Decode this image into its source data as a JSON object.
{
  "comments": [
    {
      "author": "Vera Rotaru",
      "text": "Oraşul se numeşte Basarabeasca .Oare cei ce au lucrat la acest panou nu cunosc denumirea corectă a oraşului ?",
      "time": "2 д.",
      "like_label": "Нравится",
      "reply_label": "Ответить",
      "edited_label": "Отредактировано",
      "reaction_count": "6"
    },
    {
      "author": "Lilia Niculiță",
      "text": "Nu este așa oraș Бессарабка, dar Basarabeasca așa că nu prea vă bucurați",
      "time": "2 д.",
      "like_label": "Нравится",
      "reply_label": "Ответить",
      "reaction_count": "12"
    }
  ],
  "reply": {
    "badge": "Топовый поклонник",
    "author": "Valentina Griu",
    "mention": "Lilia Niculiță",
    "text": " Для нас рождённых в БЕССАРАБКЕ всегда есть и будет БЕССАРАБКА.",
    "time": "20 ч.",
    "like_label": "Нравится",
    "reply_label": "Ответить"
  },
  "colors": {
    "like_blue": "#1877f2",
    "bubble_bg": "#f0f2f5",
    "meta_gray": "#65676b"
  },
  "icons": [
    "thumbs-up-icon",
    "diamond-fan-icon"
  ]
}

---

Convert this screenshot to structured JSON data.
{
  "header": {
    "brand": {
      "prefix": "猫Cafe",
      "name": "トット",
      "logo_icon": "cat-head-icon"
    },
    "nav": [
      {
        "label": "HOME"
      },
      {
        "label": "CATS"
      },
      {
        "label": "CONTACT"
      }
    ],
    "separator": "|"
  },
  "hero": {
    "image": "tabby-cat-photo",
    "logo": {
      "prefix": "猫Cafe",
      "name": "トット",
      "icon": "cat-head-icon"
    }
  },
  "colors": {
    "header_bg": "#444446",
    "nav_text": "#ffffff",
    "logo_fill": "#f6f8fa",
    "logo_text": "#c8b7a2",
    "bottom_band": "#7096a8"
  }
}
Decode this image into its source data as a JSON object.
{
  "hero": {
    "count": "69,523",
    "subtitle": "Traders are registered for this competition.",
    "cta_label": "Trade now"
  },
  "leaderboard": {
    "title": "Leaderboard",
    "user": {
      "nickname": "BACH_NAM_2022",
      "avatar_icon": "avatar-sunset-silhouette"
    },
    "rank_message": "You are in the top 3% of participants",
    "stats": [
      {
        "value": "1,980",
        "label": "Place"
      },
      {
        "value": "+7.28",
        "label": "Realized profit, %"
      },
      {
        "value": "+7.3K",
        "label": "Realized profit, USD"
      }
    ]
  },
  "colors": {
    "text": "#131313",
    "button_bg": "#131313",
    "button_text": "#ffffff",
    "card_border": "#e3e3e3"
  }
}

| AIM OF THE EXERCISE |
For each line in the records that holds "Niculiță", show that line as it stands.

| TASK ANSWER |
      "author": "Lilia Niculiță",
    "mention": "Lilia Niculiță",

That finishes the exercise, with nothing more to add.